1. The difference, in percentage points, between the proportion of victims with a given characteristic in the North compared with the South. Because
of the small number of victims for a selected characteristic, exercise caution when interpreting percent difference. Percent difference may be
adjusted from baseline figures provided in table due to rounding.
2. Includes current or former spouses, common-law partners, and those who had a close and affectionate relationship with the victim (e.g., current or ex-
boyfriend or girlfriend), or a sexual or mutual sexual attraction with the victim (e.g., one-night stand). Excludes victims and accused under 15 years of age.
3. Includes family other than spouses, namely family related to the victim either by blood or by marriage such as parents, step-parents, extended
family (e.g., grandparents, aunts, uncles, cousins, sister/brother-in-law, parents-in-law, etc.), other immediate family (e.g., natural brother or sister of
the victim or step/half/foster/adopted sibling) or children or step-children of the victim.
4. A social relationship which is neither long-term nor close; includes acquaintances known by sight only.
5. Excludes accused whose consumption of an intoxicating substance was unknown, which was more common in the South (33%) than in the North
(7%). If unknowns are included, the proportion of persons accused of killing a young female between 2009 and 2017 who consumed an intoxicating

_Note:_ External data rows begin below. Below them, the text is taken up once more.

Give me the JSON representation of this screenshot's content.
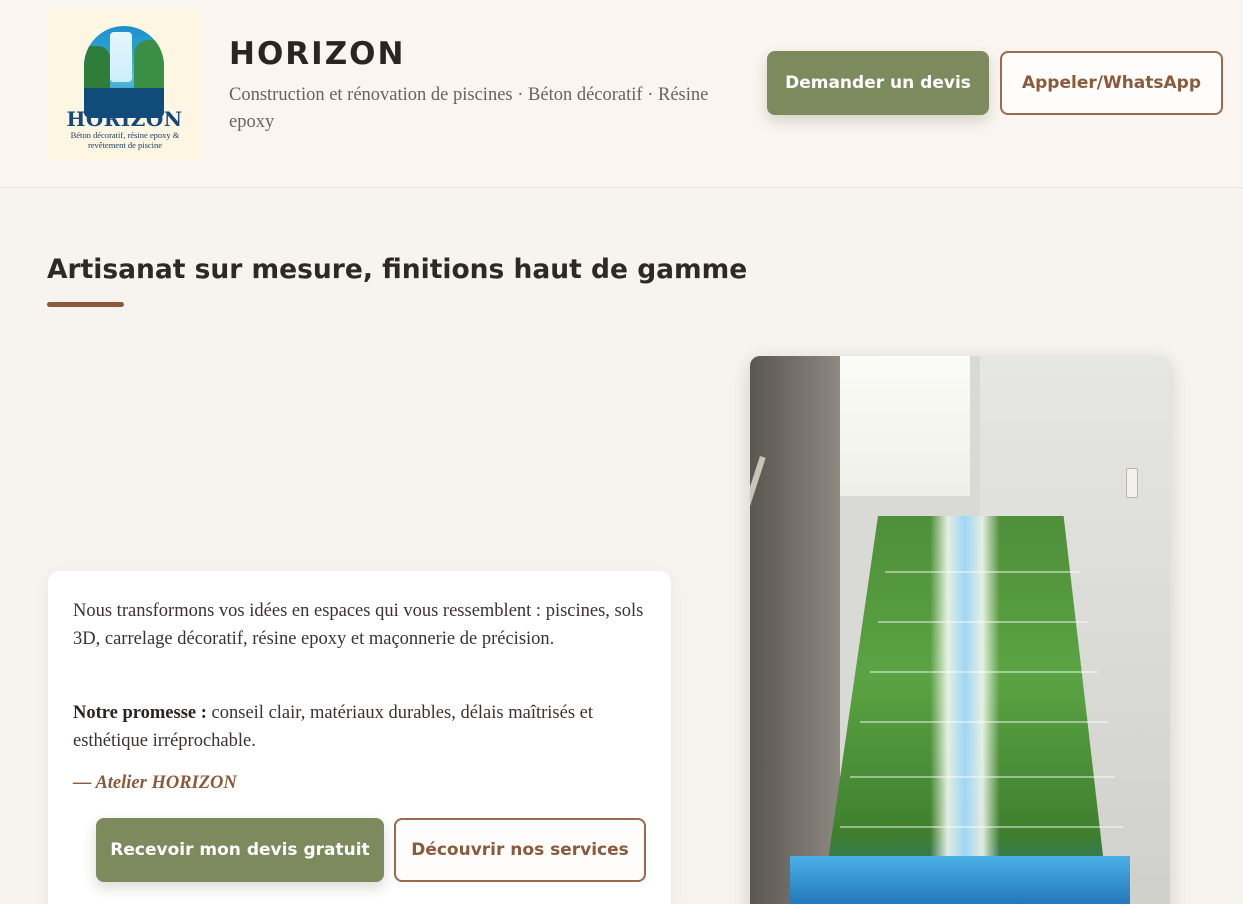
{
  "header": {
    "logo": {
      "name": "HORIZON",
      "tagline": "Béton décoratif, résine epoxy & revêtement de piscine",
      "icon": "waterfall-logo-icon"
    },
    "title": "HORIZON",
    "subtitle": "Construction et rénovation de piscines · Béton décoratif · Résine epoxy",
    "quote_button": "Demander un devis",
    "call_button": "Appeler/WhatsApp"
  },
  "section": {
    "title": "Artisanat sur mesure, finitions haut de gamme"
  },
  "card": {
    "paragraph1": "Nous transformons vos idées en espaces qui vous ressemblent : piscines, sols 3D, carrelage décoratif, résine epoxy et maçonnerie de précision.",
    "promise_label": "Notre promesse :",
    "promise_text": " conseil clair, matériaux durables, délais maîtrisés et esthétique irréprochable.",
    "signature": "— Atelier HORIZON",
    "free_quote_button": "Recevoir mon devis gratuit",
    "services_button": "Découvrir nos services"
  },
  "photo": {
    "subject": "waterfall-3d-staircase-photo"
  },
  "colors": {
    "accent_green": "#7c8a5e",
    "accent_brown": "#8a5a3c",
    "background": "#f7f3ef"
  }
}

substance (alcohol, drugs, or both) was 80% in the North and 41% in the South.
6. Includes consumption of an intoxicating substance, whether alcohol, drugs, or both, whether legal or illegal, or an intoxicating substance other

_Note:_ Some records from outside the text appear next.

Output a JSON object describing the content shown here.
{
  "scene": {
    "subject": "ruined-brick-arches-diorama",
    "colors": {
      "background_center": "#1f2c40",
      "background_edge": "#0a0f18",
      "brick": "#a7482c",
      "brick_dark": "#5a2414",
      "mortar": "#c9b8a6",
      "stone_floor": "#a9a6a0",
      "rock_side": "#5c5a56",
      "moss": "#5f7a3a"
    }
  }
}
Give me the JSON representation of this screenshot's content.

than alcohol or conventional drugs (e.g., glue, gas, solvents), as well consumption of an unknown type of intoxicating substance with the intent of
becoming intoxicated, as reported by police.

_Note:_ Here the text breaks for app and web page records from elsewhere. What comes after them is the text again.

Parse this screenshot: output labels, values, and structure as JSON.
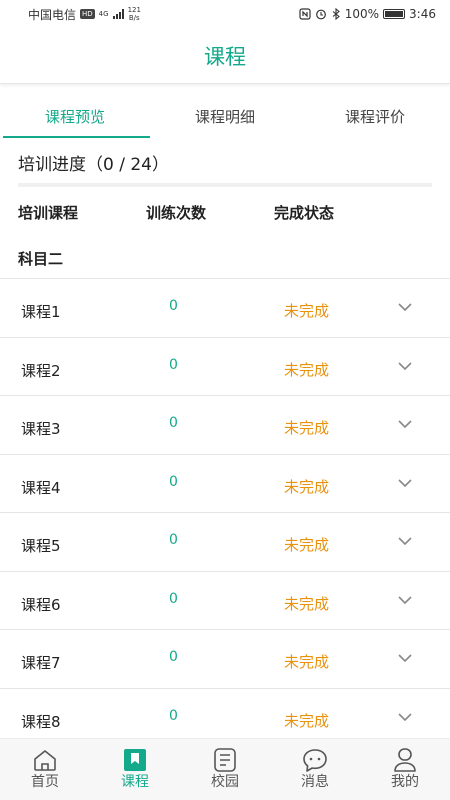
{
  "status_bar": {
    "carrier": "中国电信",
    "hd": "HD",
    "signal_type": "4G",
    "speed_value": "121",
    "speed_unit": "B/s",
    "battery_percent": "100%",
    "time": "3:46"
  },
  "header": {
    "title": "课程"
  },
  "tabs": [
    {
      "label": "课程预览",
      "active": true
    },
    {
      "label": "课程明细",
      "active": false
    },
    {
      "label": "课程评价",
      "active": false
    }
  ],
  "progress": {
    "text": "培训进度（0 / 24）"
  },
  "columns": [
    "培训课程",
    "训练次数",
    "完成状态"
  ],
  "subject": "科目二",
  "rows": [
    {
      "name": "课程1",
      "count": "0",
      "status": "未完成"
    },
    {
      "name": "课程2",
      "count": "0",
      "status": "未完成"
    },
    {
      "name": "课程3",
      "count": "0",
      "status": "未完成"
    },
    {
      "name": "课程4",
      "count": "0",
      "status": "未完成"
    },
    {
      "name": "课程5",
      "count": "0",
      "status": "未完成"
    },
    {
      "name": "课程6",
      "count": "0",
      "status": "未完成"
    },
    {
      "name": "课程7",
      "count": "0",
      "status": "未完成"
    },
    {
      "name": "课程8",
      "count": "0",
      "status": "未完成"
    }
  ],
  "bottom_nav": [
    {
      "label": "首页",
      "icon": "home-icon",
      "active": false
    },
    {
      "label": "课程",
      "icon": "bookmark-icon",
      "active": true
    },
    {
      "label": "校园",
      "icon": "document-icon",
      "active": false
    },
    {
      "label": "消息",
      "icon": "message-icon",
      "active": false
    },
    {
      "label": "我的",
      "icon": "profile-icon",
      "active": false
    }
  ],
  "colors": {
    "accent": "#14a98b",
    "pending": "#e8920e"
  }
}
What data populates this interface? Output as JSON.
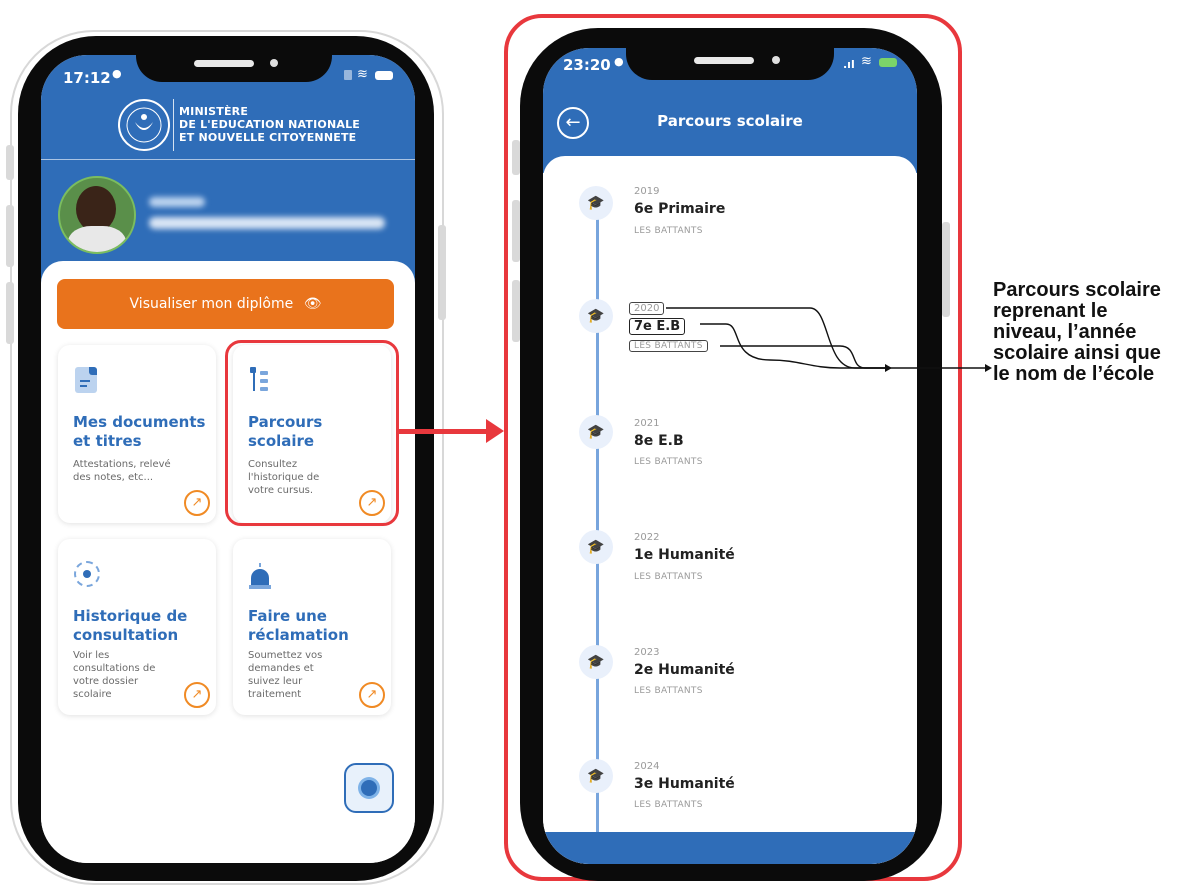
{
  "left_phone": {
    "status_time": "17:12",
    "ministry_lines": [
      "MINISTÈRE",
      "DE L'EDUCATION NATIONALE",
      "ET NOUVELLE CITOYENNETE"
    ],
    "diploma_button": "Visualiser mon diplôme",
    "cards": [
      {
        "title": "Mes documents et titres",
        "desc": "Attestations, relevé des notes, etc..."
      },
      {
        "title": "Parcours scolaire",
        "desc": "Consultez l'historique de votre cursus."
      },
      {
        "title": "Historique de consultation",
        "desc": "Voir les consultations de votre dossier scolaire"
      },
      {
        "title": "Faire une réclamation",
        "desc": "Soumettez vos demandes et suivez leur traitement"
      }
    ]
  },
  "right_phone": {
    "status_time": "23:20",
    "header_title": "Parcours scolaire",
    "timeline": [
      {
        "year": "2019",
        "level": "6e Primaire",
        "school": "LES BATTANTS"
      },
      {
        "year": "2020",
        "level": "7e E.B",
        "school": "LES BATTANTS"
      },
      {
        "year": "2021",
        "level": "8e E.B",
        "school": "LES BATTANTS"
      },
      {
        "year": "2022",
        "level": "1e Humanité",
        "school": "LES BATTANTS"
      },
      {
        "year": "2023",
        "level": "2e Humanité",
        "school": "LES BATTANTS"
      },
      {
        "year": "2024",
        "level": "3e Humanité",
        "school": "LES BATTANTS"
      }
    ]
  },
  "annotation": "Parcours scolaire reprenant le niveau, l’année scolaire ainsi que le nom de l’école",
  "colors": {
    "primary_blue": "#2f6db8",
    "accent_orange": "#e9731c",
    "highlight_red": "#e8383d"
  }
}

7. Includes accused whose previous criminal conviction history was unknown (0% in the North and <1% in the South). Previous conviction of a
violent offence can include homicide, robbery or other violent offences. Non-violent offences can include property crimes, drug offences or other
Criminal Code or federal/provincial statute offences.
8. Includes, for example, homicide, attempted murder, sexual assault, physical assault, criminal negligence causing death and robbery.
9. Includes, for example, property crimes, drug offences, and other Criminal Code and provincial/federal statute offences that resulted in the creation
of, or the addition to, a criminal record.
Note: Number columns represent the number of young female victims of a police-reported homicide between 2009 and 2017 who were the only victim in
the incident (single victim) in which there was also only one accused (single accused). Young women and girls/female victims include those aged 0 to
24 years at the time of the incident. The North includes the three territories as well as the northern regions of Newfoundland and Labrador, Quebec,
Ontario, Manitoba, Saskatchewan, Alberta and British Columbia, based on a geographical definition used by the Conference Board of Canada's Centre
for the North. The South includes the southern regions of these provinces in addition to all of Prince Edward Island, Nova Scotia and New Brunswick.
Numbers may not add up to totals due to rounding, exclusion of unknowns for some categories, or inclusion of only selected characteristics. Excludes
victims where sex or age was unknown. Because of the small count of victims of homicide, exercise caution when interpreting percentages.
Source: Statistics Canada, Canadian Centre for Justice Statistics, Homicide Survey.

52 Statistics Canada—Catalogue no. 85-002-X